I’ve never liked the idea of being a tourist. I much prefer a traveler, a wanderer, a soul looking for other souls. Always being a little lost with no actual desire to be found. I often think of the writings and words of Paul Bowles, a sincere explorer who found himself in Morocco while many American expats were flooding the cafes of Paris:
“[A]nother important difference between tourist and traveler is that the former accepts his own civilization without question; not so the traveler, who compares it with the others, and rejects those elements he finds not to his liking.”

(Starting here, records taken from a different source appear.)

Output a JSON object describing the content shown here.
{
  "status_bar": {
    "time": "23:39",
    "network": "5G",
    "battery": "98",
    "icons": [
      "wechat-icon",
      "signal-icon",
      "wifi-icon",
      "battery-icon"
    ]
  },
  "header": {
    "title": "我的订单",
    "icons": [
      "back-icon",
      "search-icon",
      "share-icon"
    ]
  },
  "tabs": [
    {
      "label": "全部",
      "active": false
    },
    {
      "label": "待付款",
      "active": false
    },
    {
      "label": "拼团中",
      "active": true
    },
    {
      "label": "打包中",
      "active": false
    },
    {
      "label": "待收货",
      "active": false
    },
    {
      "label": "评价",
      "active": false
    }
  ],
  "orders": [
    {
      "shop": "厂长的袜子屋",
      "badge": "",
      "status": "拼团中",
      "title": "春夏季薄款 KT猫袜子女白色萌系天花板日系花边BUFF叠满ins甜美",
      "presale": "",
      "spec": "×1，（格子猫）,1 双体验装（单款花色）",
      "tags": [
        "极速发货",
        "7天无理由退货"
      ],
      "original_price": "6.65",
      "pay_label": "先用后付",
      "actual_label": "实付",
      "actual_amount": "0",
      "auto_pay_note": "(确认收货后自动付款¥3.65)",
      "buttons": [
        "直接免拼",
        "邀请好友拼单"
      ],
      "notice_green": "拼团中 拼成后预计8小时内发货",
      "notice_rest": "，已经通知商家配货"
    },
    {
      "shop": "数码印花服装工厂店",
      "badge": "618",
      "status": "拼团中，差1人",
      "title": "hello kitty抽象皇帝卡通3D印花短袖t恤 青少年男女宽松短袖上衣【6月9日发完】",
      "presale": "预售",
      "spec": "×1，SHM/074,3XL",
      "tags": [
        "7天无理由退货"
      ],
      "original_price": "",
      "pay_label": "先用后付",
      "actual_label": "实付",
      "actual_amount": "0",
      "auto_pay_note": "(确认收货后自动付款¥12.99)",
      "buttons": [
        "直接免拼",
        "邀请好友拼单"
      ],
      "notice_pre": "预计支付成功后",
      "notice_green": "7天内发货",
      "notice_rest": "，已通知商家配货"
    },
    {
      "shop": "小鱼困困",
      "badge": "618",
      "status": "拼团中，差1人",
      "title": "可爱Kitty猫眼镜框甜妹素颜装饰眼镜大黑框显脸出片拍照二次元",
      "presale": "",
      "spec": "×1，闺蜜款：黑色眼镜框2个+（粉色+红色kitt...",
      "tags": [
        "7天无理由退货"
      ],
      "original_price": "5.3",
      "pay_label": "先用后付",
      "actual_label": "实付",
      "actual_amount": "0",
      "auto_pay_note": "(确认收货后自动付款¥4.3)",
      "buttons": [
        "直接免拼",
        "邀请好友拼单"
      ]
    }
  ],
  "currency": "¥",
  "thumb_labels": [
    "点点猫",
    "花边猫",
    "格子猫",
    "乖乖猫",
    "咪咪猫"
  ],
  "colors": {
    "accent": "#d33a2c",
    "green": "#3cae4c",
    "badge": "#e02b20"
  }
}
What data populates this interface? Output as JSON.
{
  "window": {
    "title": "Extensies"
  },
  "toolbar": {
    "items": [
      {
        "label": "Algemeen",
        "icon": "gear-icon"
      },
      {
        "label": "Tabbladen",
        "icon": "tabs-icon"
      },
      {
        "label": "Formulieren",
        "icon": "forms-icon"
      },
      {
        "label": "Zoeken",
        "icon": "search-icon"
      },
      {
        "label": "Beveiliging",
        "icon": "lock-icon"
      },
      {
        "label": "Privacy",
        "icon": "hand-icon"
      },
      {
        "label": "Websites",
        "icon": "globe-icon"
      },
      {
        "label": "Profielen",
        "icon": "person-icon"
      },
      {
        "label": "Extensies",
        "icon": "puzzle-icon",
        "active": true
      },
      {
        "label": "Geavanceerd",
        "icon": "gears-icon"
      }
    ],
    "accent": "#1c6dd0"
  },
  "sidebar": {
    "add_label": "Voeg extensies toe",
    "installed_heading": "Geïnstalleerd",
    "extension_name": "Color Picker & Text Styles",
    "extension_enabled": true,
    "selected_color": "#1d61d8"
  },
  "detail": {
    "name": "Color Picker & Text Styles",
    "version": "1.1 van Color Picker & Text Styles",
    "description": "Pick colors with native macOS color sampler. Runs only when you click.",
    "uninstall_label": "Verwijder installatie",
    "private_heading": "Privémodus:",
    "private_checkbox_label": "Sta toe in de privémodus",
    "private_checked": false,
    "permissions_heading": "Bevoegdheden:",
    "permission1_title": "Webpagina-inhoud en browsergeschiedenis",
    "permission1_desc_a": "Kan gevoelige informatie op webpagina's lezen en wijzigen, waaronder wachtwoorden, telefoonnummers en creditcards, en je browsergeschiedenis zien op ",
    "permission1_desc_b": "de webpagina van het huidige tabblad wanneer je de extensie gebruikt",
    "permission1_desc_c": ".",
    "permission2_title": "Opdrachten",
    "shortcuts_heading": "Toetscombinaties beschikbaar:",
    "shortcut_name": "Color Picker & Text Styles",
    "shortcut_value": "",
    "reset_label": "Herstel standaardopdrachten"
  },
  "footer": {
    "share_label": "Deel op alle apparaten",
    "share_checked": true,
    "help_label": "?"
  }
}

I would like to believe there is a certain curiosity, a certain way in which one must interact with the world in order to become a traveler. It’s easy to book all-inclusive holidays on a coastal retreat, but it’s difficult to become part of the community around you, especially when you embed yourself so briefly. Becoming a traveler requires that you forcibly, consciously, continually enter yourself into a place of discomfort. To travel is to awaken yourself and your senses anew by an onslaught of foreign stimuli; sounds, smells, flavors, textures that are both pleasing and repulsive. To engage with the world outside of your place of comfort — to really reach out and seize it in all it’s mess and glory — you have to be willing to push yourself.
Continue reading “What I Carry Home: The Soul of Wandering”